According to President Shimon Peres, historically, intelligence reports sometimes turn out to be inaccurate, but on the Iranian issue the international community must eschew compromise and focus on a few clear warning signs.
Peres thus spoke during a meeting with former American Secretary of State Madeleine Albright, who is visiting Israel. He warned that whenever Iran develops a successful civilian nuclear energy program, the transition to developing nuclear weapons will be quick and easy.
Furthermore, Peres warned that it was impossible for any intelligence agency to know the exact nature and scope of the technological knowledge purchased from North Korea and Russia at high prices. "We are likely to wake up one morning and discover that comprehensive nuclear technology was passed on without interruption and is close to implementation," he said.
The President spoke with Albright regarding Israeli fears of Iranian investment in developing long-range ballistic missiles capable of hitting targets in Europe. Peres said that Iran has no justification for building these conventional missiles, hides its intentions and activities, and feeds the international community nothing more that crumbs of information.
Peres indicated that he was concerned by remarks made by Iranian President Mahmoud Ahmadinejad, pointing to the extremist leader's declared intention to destroy Israel and sow destruction upon the democratic world. The President concluded by saying that the international community must not cease its efforts against Ahmadinejad and the Iranian nuclear weapons program.
Livni: World can't afford Iran as nuclear superpower
Foreign Minister Tzipi Livni reiterated Wednesday that sanctions must be tightened. "As we speak," Livni said to Slovenia's President Danilo Türk during a meeting in Ljubljana, "Iran continues to work towards nuclear capabilities. It is clear the world can not afford that."

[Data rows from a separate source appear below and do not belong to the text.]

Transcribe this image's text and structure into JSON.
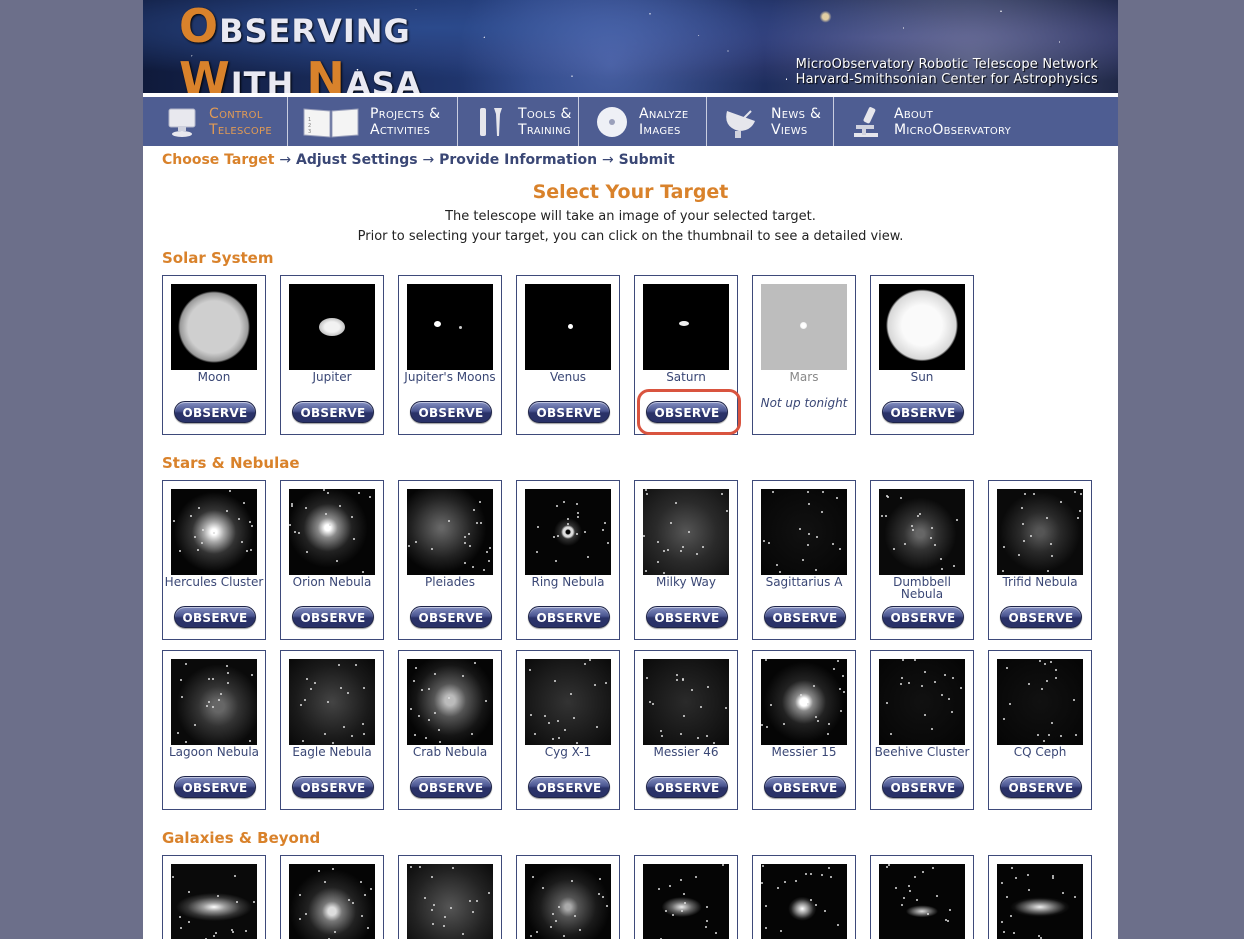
{
  "banner": {
    "logo_line1_big": "O",
    "logo_line1_rest": "BSERVING",
    "logo_line2_big1": "W",
    "logo_line2_rest1": "ITH ",
    "logo_line2_big2": "N",
    "logo_line2_rest2": "ASA",
    "sub_line1": "MicroObservatory Robotic Telescope Network",
    "sub_line2": "Harvard-Smithsonian Center for Astrophysics"
  },
  "nav": [
    {
      "line1": "Control",
      "line2": "Telescope",
      "icon": "computer-icon"
    },
    {
      "line1": "Projects &",
      "line2": "Activities",
      "icon": "book-icon"
    },
    {
      "line1": "Tools &",
      "line2": "Training",
      "icon": "tools-icon"
    },
    {
      "line1": "Analyze",
      "line2": "Images",
      "icon": "disc-icon"
    },
    {
      "line1": "News &",
      "line2": "Views",
      "icon": "satellite-dish-icon"
    },
    {
      "line1": "About",
      "line2": "MicroObservatory",
      "icon": "microscope-icon"
    }
  ],
  "breadcrumb": {
    "step1": "Choose Target",
    "step2": "Adjust Settings",
    "step3": "Provide Information",
    "step4": "Submit",
    "arrow": "→"
  },
  "page_title": "Select Your Target",
  "desc_line1": "The telescope will take an image of your selected target.",
  "desc_line2": "Prior to selecting your target, you can click on the thumbnail to see a detailed view.",
  "observe_label": "OBSERVE",
  "sections": {
    "solar": "Solar System",
    "stars": "Stars & Nebulae",
    "galaxies": "Galaxies & Beyond"
  },
  "solar_targets": [
    {
      "name": "Moon",
      "available": true
    },
    {
      "name": "Jupiter",
      "available": true
    },
    {
      "name": "Jupiter's Moons",
      "available": true
    },
    {
      "name": "Venus",
      "available": true
    },
    {
      "name": "Saturn",
      "available": true
    },
    {
      "name": "Mars",
      "available": false,
      "status": "Not up tonight"
    },
    {
      "name": "Sun",
      "available": true
    }
  ],
  "stars_row1": [
    "Hercules Cluster",
    "Orion Nebula",
    "Pleiades",
    "Ring Nebula",
    "Milky Way",
    "Sagittarius A",
    "Dumbbell Nebula",
    "Trifid Nebula"
  ],
  "stars_row2": [
    "Lagoon Nebula",
    "Eagle Nebula",
    "Crab Nebula",
    "Cyg X-1",
    "Messier 46",
    "Messier 15",
    "Beehive Cluster",
    "CQ Ceph"
  ],
  "colors": {
    "accent": "#d9822b",
    "nav_bg": "#4e5d92",
    "text_dark": "#3a4775",
    "highlight": "#d9543f"
  }
}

Livni emphasized that Iran repeatedly defied the UN Security Council's decisions and praised the reactions in Washington and Europe to the report "that show they understand Iran must be prevented from becoming a nuclear superpower."
NIE and the intelligence u-turnThe American National Intelligence Estimate (NIE) — a report representing the collective views of all 16 US intelligence agencies — which was published Monday, asserted that Iran froze its nuclear weapons program as far back as 2003, and that the country no longer works toward developing the technology apart from uranium enrichment. The estimate contradicts the picture accepted by western intelligence agencies over the past two years, according to which Iran was zealously working to build a nuclear weapon.
Ahmadinejad responded to the NIE Wednesday morning by declaring that Iran has no intention of forfeiting its plans for a civilian nuclear program and called the American report a "declaration of victory" for the Iranian Nuclear Program. "Today, the Iranian nation is victorious but you (the US) came out empty handed…. The report declares the victory of the Iranian nation on the nuclear issue over the international community."